■ What the exercise asks: Go through the material and copy every line in which "JSON" appears.

■ Excerpted data:
+-------+
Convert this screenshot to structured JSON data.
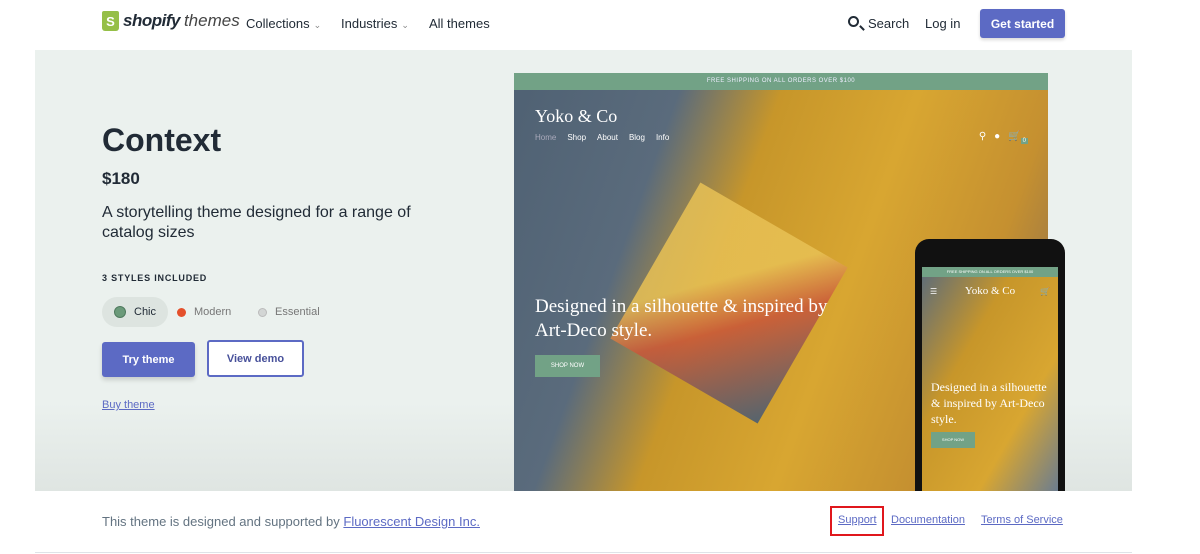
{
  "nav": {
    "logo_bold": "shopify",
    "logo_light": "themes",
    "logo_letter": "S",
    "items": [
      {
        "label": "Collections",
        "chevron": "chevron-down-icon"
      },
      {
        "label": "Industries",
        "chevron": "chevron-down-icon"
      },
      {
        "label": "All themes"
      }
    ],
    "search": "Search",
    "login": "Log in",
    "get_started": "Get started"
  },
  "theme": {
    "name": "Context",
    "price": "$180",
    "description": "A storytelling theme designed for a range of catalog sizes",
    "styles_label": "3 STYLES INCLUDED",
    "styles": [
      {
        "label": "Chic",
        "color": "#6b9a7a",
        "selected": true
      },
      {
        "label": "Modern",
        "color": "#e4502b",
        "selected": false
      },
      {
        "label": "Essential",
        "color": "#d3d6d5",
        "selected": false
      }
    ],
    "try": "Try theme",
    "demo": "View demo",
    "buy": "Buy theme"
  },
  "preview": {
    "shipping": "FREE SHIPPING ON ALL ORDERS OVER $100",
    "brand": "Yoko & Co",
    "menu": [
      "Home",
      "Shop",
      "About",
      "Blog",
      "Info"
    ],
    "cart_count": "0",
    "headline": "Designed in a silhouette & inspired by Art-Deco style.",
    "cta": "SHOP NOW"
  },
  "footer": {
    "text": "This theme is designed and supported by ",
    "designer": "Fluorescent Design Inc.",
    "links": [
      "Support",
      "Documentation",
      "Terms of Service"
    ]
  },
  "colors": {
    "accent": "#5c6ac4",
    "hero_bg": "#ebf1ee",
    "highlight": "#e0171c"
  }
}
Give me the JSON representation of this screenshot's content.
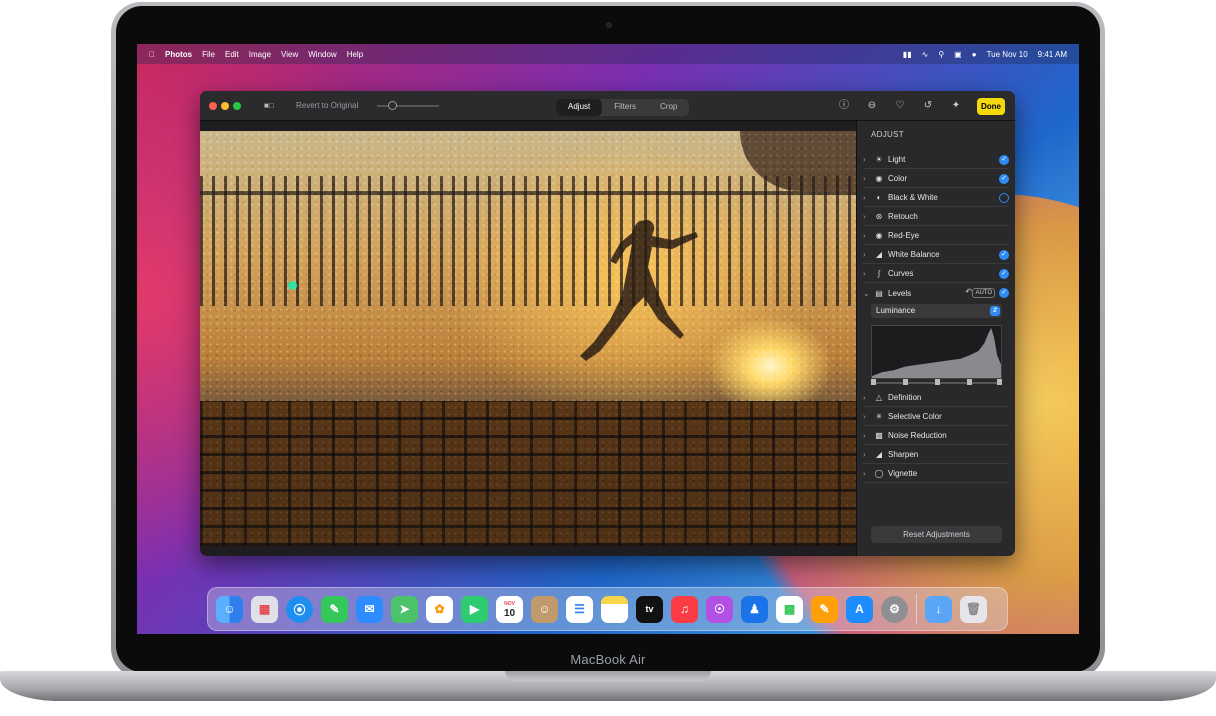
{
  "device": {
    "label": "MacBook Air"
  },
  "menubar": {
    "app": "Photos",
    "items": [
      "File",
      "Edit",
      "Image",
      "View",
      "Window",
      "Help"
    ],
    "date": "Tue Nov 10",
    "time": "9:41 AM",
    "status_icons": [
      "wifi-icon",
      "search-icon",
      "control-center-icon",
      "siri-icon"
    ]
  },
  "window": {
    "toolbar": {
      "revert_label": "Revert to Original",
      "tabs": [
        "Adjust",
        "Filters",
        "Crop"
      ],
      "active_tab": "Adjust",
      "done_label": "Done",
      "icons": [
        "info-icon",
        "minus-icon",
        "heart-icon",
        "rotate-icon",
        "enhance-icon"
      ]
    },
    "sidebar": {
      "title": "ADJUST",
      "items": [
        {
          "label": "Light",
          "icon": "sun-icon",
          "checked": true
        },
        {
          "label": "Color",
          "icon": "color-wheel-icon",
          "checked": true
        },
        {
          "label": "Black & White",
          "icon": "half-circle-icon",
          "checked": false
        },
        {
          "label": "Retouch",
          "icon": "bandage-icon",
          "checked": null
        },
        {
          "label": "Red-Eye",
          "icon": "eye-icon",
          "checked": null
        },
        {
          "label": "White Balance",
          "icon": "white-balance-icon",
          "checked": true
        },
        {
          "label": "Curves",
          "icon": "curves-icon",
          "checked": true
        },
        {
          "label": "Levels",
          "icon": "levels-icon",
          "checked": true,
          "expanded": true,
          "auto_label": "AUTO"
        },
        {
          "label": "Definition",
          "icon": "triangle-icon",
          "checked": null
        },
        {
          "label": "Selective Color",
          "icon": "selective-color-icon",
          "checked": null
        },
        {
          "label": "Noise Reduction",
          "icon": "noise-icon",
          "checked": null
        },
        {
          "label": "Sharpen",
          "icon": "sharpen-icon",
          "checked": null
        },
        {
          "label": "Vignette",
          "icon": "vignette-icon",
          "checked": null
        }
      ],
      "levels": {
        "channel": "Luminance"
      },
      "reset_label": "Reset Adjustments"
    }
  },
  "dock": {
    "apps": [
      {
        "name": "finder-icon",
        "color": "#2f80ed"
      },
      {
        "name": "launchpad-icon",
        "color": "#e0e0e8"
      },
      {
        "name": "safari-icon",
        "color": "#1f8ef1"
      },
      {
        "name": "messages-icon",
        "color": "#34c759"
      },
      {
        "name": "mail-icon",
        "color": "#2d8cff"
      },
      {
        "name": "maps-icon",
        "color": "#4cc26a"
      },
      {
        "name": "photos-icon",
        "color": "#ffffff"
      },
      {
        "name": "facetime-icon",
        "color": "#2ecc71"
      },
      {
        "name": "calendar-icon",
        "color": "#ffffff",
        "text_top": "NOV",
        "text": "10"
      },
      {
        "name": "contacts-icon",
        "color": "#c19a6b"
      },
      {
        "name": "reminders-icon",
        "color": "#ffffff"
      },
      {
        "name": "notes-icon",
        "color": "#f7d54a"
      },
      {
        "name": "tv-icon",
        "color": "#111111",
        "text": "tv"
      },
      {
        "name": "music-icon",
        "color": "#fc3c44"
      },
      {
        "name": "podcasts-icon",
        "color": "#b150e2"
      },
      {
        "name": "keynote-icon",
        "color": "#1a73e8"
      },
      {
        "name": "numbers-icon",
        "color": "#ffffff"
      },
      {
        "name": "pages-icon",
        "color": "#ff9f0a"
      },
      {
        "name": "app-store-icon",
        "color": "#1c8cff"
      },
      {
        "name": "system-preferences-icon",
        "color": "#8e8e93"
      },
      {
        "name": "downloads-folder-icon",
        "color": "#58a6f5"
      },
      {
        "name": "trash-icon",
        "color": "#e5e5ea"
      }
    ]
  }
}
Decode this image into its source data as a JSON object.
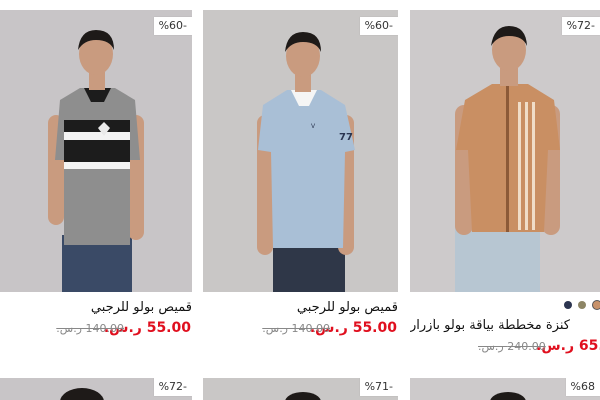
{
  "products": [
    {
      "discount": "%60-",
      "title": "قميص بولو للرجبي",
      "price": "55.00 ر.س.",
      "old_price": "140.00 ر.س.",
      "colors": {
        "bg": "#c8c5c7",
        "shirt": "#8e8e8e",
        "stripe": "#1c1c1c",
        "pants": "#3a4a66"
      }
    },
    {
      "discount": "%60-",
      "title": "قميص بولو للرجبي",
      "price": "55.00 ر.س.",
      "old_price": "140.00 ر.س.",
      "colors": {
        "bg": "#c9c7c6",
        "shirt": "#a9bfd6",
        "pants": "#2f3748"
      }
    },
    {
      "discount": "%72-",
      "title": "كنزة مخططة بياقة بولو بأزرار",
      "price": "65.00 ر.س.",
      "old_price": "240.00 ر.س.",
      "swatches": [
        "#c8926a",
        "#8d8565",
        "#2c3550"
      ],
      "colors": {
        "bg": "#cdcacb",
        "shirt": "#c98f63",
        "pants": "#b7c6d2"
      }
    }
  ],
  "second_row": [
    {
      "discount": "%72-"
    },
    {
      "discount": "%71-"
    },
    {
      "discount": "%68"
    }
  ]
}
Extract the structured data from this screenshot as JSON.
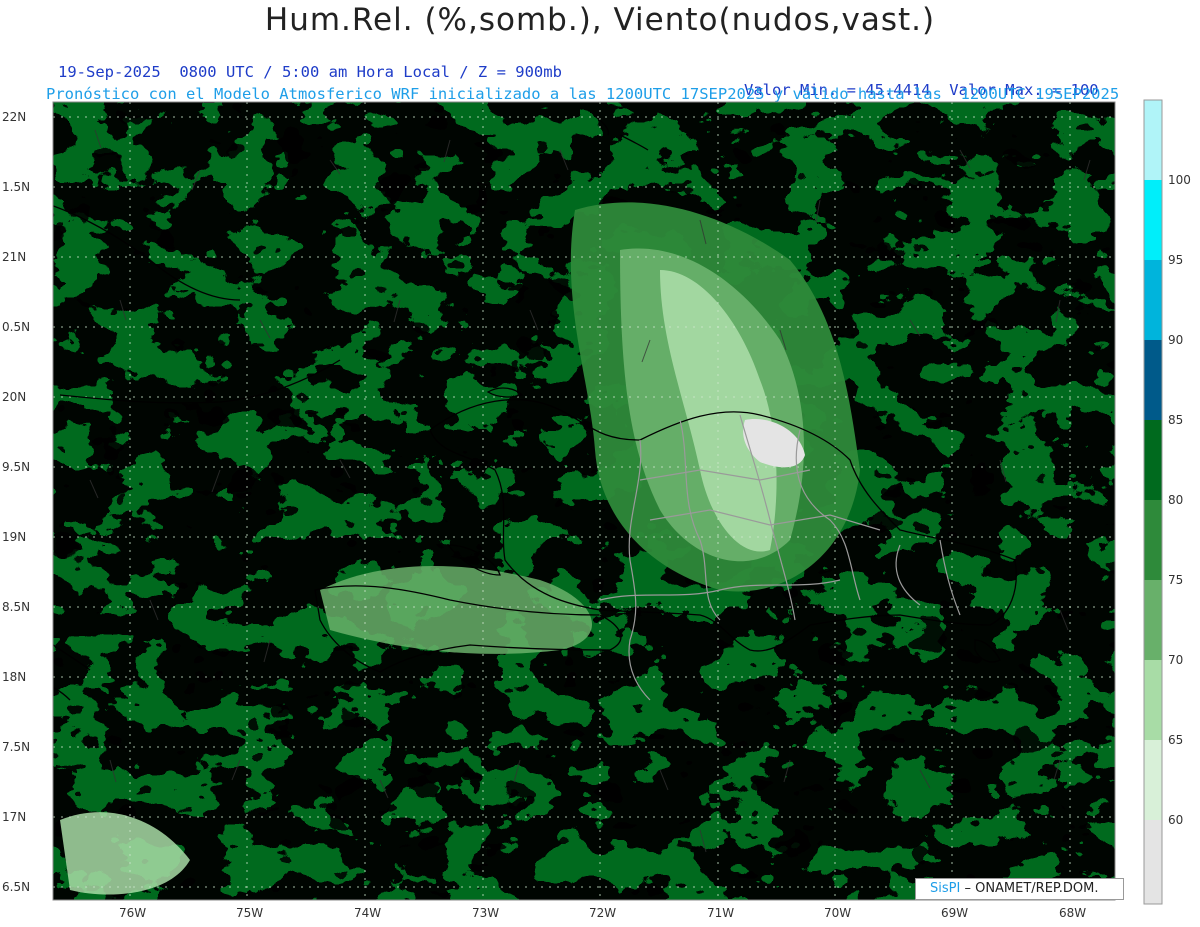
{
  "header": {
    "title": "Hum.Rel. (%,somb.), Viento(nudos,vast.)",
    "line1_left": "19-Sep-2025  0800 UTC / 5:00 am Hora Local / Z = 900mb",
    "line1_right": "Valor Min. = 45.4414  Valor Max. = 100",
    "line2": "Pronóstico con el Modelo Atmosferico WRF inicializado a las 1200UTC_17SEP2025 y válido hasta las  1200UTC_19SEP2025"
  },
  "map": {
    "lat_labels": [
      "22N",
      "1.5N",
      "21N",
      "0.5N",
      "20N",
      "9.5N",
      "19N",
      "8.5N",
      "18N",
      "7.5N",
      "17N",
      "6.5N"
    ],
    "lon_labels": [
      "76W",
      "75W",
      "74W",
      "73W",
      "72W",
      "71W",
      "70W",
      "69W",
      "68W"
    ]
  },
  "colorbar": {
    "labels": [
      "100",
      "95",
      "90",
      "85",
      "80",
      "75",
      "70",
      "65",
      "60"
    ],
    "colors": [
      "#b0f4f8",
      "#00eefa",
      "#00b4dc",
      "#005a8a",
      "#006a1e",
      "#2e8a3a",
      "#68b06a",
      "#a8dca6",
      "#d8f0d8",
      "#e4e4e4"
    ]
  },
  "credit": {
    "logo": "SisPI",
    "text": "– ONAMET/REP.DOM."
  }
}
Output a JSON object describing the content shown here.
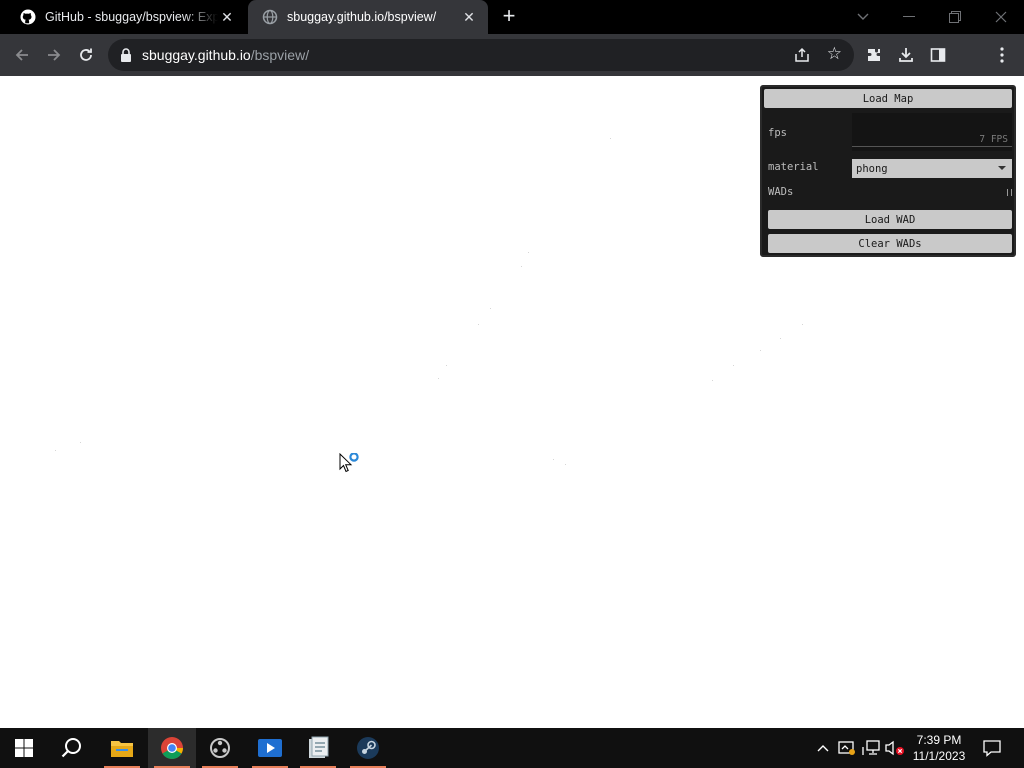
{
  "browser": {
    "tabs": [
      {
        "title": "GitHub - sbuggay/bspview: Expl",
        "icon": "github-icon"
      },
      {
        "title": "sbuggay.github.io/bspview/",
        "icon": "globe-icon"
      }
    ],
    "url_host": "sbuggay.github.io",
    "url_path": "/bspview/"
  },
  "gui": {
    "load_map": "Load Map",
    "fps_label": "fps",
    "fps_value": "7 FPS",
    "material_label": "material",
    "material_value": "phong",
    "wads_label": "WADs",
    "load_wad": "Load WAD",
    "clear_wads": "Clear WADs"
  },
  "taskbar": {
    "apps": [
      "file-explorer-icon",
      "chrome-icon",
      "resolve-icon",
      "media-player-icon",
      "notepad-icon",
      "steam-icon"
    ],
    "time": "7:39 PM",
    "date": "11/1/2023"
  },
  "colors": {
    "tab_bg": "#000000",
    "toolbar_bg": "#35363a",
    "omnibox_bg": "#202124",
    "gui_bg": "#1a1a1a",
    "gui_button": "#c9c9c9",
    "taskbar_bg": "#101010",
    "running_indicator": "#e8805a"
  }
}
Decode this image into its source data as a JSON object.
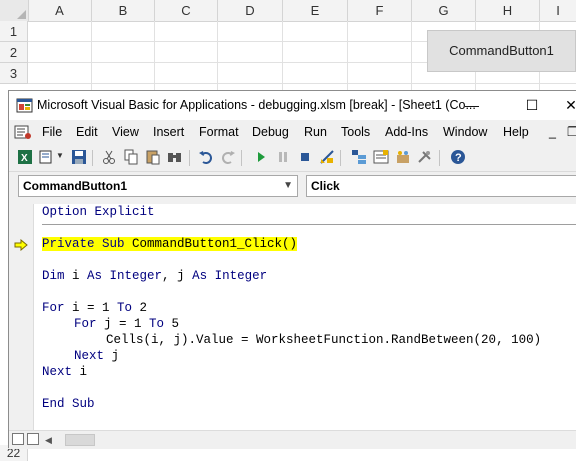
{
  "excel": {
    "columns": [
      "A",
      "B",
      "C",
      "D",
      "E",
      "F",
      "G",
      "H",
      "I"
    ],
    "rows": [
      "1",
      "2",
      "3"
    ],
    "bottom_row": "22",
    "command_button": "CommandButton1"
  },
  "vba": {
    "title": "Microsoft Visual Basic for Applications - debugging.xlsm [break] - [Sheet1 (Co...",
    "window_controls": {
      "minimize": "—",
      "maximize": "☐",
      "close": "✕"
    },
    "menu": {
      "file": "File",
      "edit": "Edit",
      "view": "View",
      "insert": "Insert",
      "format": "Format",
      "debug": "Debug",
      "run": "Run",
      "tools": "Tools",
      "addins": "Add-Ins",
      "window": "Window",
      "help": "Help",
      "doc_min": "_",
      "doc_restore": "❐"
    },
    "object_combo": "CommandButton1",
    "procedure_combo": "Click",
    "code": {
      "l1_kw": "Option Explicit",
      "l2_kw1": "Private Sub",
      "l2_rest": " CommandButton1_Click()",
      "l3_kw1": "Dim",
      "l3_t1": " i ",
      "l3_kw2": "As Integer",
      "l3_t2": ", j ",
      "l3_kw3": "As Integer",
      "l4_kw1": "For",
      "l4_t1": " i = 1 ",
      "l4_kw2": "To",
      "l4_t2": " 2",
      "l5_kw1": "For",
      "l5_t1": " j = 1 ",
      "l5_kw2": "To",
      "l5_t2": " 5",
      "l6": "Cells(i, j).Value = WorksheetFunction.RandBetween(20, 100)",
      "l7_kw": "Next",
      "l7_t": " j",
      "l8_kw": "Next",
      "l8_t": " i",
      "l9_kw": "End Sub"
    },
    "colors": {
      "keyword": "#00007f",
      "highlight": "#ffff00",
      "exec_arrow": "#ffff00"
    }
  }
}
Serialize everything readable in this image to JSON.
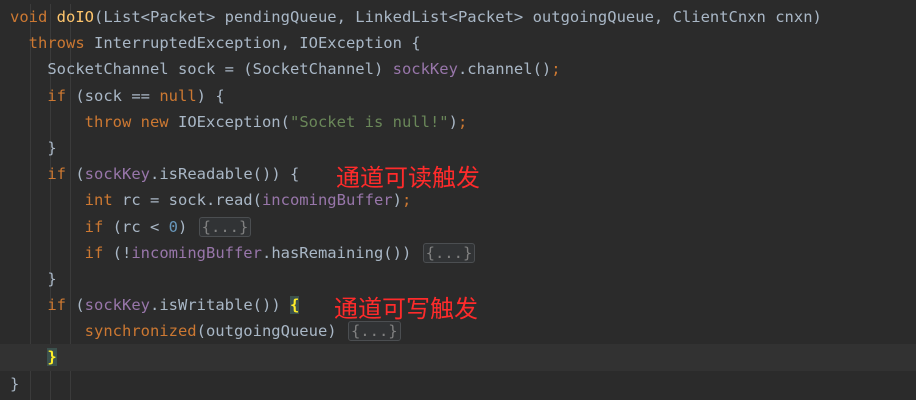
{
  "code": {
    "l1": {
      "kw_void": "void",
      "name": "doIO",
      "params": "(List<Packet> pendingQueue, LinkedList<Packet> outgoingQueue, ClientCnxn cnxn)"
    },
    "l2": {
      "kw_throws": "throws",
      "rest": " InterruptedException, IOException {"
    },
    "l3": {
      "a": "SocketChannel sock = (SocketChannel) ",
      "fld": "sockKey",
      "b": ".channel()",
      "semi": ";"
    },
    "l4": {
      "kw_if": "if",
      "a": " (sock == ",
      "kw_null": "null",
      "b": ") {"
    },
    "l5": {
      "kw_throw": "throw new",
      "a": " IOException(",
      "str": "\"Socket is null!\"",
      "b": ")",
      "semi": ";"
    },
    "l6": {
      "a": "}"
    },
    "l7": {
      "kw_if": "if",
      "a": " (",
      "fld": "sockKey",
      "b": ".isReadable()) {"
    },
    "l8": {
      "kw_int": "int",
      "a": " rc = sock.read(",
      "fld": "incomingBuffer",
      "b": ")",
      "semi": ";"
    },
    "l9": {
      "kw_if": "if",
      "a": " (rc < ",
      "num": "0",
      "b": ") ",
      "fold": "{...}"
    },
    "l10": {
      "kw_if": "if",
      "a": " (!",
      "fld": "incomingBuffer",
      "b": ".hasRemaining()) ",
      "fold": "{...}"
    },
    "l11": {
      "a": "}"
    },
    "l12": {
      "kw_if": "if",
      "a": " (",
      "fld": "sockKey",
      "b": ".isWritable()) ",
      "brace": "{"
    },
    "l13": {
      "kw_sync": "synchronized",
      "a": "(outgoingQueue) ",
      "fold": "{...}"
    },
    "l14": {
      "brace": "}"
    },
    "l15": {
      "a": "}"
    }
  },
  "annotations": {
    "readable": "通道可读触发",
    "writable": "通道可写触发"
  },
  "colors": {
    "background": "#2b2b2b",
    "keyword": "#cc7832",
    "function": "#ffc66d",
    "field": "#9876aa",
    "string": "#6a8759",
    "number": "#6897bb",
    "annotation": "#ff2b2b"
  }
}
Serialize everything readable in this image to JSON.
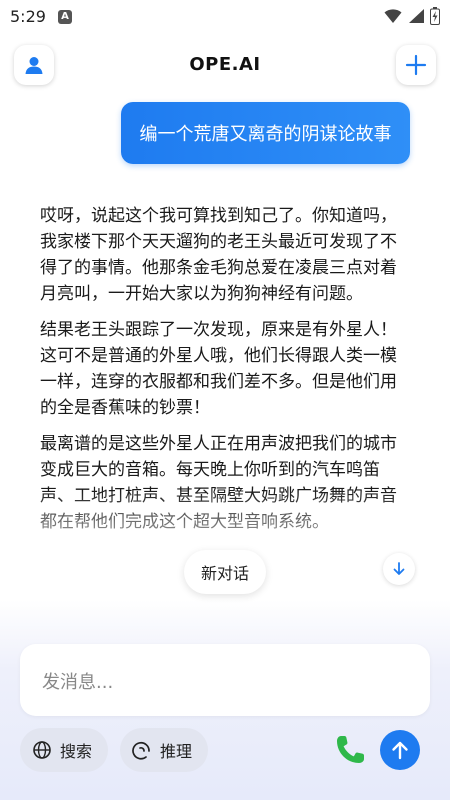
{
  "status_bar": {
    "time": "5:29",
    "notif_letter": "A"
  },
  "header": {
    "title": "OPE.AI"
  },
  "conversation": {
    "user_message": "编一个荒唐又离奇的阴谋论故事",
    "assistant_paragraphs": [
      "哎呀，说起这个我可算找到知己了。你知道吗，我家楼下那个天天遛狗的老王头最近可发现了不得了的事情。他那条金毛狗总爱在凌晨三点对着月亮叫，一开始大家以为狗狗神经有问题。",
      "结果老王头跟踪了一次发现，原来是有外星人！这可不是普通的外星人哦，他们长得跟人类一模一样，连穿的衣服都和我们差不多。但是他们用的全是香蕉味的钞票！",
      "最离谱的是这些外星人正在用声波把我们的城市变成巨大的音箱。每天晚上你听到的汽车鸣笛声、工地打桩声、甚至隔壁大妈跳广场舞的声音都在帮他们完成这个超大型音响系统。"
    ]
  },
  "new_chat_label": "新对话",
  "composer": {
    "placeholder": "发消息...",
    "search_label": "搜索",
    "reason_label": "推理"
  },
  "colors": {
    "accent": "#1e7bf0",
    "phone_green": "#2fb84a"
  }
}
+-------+
■ Task solution:
Convert this screenshot to structured JSON data.
Give me the JSON representation of this screenshot's content.
Decode this image into its source data as a JSON object.
Extract the structured data from this screenshot as JSON.
Output a JSON object describing the content shown here.
Decode this image into its source data as a JSON object.
Serialize everything readable in this image to JSON.
Serialize everything readable in this image to JSON.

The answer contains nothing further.